When I returned to Japan one year later, I had regained my appetite for biking, and spent my first salary on a bike, almost identical to the one I had owned as a student. The bike ride from Okurayama, where I was living, to the office in Bashamichi in central Yokohama, seemed manageable enough. The route took about 45 minutes, and turned out to be quite an odyssey, with hills and parks, highways and one-way streets, overcrowded train stations and railway crossings. Especially the railway crossing, fumikiri, is a very typical and nostalgic feature of the Japanese suburbs. On my way to work, the fumikiris were alway an x-factor. Depending on if I got lucky with railway crossings and traffic lights, the commuting time could vary up to 10 or even 15 minutes. I still have vivid memories of the anticipation when approaching the fumikiri, where I had to brace myself for the gate closing signal, an alarm that could go off at any given moment. The forced wait when the gates close right in front of you is both irritating and relaxing at the same time.
While living here on the east side of Honshu, I have almost never experienced snow. During my first year, we had one single day of heavy snowfall in Tokyo. The whole city stopped in an instant, as a beautiful white blanket of powdery snow covered the streets and houses. Those might have been the only couple of days I’ve been unable to bike in Japan. In Norway, on the other hand, there are long periods in the winter and early spring where biking is close to impossible due to snow and slippery roads. Some stubborn fanatics are, even in conditions like these, defying the elements by switching to studded tires and dressing up in wool and gore-tex from top to toe. All I have ever had to do while biking during winter in Yokohama, is to pull on my selbuvotter, traditional Norwegian mittens, home-made by my mother.
Learning by biking
I remember the time leading up to my first move to Japan. I had seen the pictures and read about overcrowded trains where people were literally pushed to squeeze tighter together. This made me quite anxious, and I naively thought that if I was able to find myself a bike, that I would be able to travel all around Tokyo without ever having to take the metro. As it turned out, the metro is hardly ever as crowded as western media portray it as, and that the Japanese train system is in fact the backbone of daily life, making even the world’s biggest metropolitan area one of the world’s easiest places to commute.
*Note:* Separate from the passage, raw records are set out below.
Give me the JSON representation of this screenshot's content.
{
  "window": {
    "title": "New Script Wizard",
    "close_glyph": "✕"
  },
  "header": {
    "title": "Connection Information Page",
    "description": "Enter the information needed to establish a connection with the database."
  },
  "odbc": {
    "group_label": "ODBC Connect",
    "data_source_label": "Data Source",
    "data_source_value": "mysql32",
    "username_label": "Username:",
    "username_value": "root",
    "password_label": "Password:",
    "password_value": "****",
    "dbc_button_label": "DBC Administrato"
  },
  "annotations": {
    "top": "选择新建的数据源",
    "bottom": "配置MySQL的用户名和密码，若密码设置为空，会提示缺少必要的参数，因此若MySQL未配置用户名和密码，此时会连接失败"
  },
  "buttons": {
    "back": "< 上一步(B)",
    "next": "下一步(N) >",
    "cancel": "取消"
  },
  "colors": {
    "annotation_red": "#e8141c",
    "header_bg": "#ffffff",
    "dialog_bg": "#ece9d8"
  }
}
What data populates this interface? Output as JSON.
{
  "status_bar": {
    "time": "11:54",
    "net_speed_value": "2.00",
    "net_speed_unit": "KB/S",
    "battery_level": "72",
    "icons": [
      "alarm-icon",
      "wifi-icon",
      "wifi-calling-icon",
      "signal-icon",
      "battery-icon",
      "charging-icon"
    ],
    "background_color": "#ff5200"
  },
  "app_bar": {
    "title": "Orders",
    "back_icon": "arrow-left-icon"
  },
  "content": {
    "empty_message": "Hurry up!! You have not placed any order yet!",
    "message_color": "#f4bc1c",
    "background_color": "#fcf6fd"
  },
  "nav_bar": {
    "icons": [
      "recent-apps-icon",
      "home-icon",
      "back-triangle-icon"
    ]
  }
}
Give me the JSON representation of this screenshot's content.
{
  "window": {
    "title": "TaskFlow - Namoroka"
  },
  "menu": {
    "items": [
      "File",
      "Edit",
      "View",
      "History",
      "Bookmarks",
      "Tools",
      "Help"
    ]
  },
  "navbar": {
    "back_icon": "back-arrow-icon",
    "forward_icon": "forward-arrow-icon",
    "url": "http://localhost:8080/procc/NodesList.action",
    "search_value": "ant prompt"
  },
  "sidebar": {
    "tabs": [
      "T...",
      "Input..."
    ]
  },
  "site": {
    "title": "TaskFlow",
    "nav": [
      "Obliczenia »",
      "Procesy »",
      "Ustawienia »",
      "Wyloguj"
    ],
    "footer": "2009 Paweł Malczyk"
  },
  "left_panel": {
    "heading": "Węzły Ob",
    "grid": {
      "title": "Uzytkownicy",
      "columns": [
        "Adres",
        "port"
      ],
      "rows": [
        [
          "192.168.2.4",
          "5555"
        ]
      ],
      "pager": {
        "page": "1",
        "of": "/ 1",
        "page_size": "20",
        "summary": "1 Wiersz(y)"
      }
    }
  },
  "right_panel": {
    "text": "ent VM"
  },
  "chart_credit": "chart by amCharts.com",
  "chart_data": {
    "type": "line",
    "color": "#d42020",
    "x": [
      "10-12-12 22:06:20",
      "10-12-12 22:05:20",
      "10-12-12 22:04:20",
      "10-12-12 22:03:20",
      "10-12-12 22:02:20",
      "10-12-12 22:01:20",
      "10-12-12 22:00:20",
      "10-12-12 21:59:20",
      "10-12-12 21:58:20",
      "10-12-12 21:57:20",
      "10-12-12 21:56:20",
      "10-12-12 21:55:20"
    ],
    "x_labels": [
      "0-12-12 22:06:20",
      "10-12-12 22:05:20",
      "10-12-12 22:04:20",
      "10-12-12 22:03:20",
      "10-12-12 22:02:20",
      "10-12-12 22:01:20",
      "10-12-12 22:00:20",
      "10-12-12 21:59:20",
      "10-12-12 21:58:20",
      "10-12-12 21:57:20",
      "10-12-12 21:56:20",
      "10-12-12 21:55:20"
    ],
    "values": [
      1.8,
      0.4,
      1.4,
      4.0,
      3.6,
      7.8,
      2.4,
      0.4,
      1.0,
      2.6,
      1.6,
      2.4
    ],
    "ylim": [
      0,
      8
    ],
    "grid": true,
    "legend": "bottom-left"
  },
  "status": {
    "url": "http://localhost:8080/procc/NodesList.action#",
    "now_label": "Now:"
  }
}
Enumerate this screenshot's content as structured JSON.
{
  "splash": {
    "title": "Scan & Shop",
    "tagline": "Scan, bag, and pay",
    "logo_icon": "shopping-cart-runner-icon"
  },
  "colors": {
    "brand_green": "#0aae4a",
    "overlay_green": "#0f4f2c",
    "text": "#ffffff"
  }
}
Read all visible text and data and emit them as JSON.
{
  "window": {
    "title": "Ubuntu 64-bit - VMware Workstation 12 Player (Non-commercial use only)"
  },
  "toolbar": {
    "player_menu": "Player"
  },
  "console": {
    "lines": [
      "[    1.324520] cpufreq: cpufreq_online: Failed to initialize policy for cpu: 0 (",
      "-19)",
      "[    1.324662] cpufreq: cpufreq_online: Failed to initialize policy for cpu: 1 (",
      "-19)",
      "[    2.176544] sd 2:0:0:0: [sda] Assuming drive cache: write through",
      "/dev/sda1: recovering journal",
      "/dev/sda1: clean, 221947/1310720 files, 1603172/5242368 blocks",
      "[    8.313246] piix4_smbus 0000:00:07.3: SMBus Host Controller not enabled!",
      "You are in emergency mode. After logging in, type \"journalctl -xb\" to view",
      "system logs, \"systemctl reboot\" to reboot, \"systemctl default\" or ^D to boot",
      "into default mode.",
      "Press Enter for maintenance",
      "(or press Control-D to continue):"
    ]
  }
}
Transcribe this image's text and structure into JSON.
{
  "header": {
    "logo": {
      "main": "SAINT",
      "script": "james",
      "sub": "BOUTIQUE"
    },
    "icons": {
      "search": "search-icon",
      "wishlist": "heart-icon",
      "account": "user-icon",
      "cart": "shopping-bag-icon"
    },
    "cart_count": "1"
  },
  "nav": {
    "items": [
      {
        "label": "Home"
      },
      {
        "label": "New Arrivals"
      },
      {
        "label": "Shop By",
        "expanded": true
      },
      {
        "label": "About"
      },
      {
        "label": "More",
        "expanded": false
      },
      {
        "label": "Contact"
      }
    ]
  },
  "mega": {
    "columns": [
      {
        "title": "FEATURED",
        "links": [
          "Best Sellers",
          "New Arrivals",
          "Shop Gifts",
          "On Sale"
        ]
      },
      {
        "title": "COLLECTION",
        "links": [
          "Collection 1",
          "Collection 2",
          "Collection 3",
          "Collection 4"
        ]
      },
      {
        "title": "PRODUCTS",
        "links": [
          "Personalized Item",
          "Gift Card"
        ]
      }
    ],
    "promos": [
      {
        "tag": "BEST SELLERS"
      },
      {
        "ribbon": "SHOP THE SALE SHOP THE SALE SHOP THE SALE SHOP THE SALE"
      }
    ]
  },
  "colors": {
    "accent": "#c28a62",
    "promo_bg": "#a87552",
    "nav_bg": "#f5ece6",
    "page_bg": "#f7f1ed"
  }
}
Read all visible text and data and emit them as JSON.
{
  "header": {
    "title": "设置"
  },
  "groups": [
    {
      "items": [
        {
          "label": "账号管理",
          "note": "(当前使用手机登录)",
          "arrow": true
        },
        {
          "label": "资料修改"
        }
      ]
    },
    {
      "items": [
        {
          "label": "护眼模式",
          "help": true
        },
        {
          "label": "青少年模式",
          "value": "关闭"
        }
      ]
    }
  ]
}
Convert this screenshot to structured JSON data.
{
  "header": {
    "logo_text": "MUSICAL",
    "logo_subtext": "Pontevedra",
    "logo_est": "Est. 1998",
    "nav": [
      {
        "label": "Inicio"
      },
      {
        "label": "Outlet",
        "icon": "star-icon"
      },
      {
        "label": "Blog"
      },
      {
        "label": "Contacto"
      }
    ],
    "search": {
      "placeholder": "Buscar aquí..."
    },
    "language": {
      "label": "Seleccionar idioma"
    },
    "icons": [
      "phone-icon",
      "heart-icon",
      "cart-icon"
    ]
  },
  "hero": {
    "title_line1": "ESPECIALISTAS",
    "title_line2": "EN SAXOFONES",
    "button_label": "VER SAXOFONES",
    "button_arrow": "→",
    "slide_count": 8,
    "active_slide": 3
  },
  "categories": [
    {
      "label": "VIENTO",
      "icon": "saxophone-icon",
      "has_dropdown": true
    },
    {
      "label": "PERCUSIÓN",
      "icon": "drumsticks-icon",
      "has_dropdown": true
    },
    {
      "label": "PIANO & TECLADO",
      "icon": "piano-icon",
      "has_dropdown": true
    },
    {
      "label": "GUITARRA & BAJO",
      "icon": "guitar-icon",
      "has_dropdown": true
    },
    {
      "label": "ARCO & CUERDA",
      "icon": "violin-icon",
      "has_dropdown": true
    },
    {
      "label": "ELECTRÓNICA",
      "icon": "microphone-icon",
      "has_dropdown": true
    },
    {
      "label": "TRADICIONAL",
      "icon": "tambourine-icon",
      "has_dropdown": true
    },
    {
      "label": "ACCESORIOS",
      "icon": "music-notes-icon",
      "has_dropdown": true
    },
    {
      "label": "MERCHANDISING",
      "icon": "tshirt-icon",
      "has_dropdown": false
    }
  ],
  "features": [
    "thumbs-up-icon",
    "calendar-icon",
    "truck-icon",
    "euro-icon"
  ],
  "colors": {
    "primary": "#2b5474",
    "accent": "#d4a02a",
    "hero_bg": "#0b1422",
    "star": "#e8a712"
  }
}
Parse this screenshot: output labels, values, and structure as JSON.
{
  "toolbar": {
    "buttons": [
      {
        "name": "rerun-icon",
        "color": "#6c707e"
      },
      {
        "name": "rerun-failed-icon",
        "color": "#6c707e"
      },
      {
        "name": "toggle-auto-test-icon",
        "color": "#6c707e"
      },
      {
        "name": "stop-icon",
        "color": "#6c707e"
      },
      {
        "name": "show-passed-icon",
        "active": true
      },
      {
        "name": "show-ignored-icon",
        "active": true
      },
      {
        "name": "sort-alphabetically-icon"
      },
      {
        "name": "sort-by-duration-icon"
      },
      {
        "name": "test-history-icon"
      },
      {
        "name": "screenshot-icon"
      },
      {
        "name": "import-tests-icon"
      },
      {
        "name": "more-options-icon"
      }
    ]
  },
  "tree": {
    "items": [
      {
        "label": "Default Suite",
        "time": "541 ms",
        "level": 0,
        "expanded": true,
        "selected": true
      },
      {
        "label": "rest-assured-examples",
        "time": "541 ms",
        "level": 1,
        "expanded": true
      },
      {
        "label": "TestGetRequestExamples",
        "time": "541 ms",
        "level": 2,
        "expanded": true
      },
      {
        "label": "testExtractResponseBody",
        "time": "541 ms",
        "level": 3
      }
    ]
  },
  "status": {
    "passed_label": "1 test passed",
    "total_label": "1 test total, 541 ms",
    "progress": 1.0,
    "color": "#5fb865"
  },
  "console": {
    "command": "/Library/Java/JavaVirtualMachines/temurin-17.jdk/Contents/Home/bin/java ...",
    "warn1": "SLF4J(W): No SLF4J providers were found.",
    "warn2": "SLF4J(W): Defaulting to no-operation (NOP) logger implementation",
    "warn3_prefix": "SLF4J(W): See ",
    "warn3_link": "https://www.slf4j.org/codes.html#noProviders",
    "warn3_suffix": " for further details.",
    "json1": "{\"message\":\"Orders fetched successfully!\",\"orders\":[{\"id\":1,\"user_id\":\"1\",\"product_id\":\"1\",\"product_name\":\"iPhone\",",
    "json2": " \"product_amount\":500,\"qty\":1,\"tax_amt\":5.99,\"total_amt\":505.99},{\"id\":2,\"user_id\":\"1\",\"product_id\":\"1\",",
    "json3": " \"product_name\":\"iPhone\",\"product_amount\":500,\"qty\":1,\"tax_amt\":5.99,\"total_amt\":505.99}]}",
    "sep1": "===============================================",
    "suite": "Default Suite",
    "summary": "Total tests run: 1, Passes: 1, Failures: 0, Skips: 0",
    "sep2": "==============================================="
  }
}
One of reasons why I still prefer the bike over the metro, is that you gain a better sense of orientation. On the metro, you dive down underground at one station, and pop up at another a few minutes later, without really having to bother about directions. It was first when I started biking around the city, that I started to connect the dots, and put together a holistic picture of the city I was living in. Through biking, I got to see parts of the city that I would never see if I only commuted by train, and I almost daily I found hidden treasures of architecture and urban spaces that were off the beaten track.
Up until the point I started biking, I had alway viewed Tokyo and Yokohama as relatively flat cities. They are after all located on the Kantō Plain, the biggest plain in Japan. But on the bike I got a completely different feeling of the topography, as even slender hills play a major role in the riding experience. In Tokyo I lived in a neighborhood called Sengoku, close to two different Yamanote stations, and in Yokohama I lived, as mentioned, in Okurayama. I should have guessed from the recurring word yama (meaning mountain), that biking here would be tough, and nothing like cruising through flat cities like Copenhagen or Berlin. Luckily I was raised on a small mountain, so I was used to the fact that if I went somewhere on a bike, anywhere at all, I would eventually have to struggle my way back up the hill to get home.
In the time of environmental challenges and a raging pandemic, I find it comforting to see that so many of those who are able, choose the bike to get from A to B. I am sure that cities like Tokyo and Yokohama will only be more bike-friendly in the future, despite their density. Where there’s a will, there’s a way. 🚲
See you next time!
Anders Wunderle Solhøy
Born in Bergen, Norway, in 1993.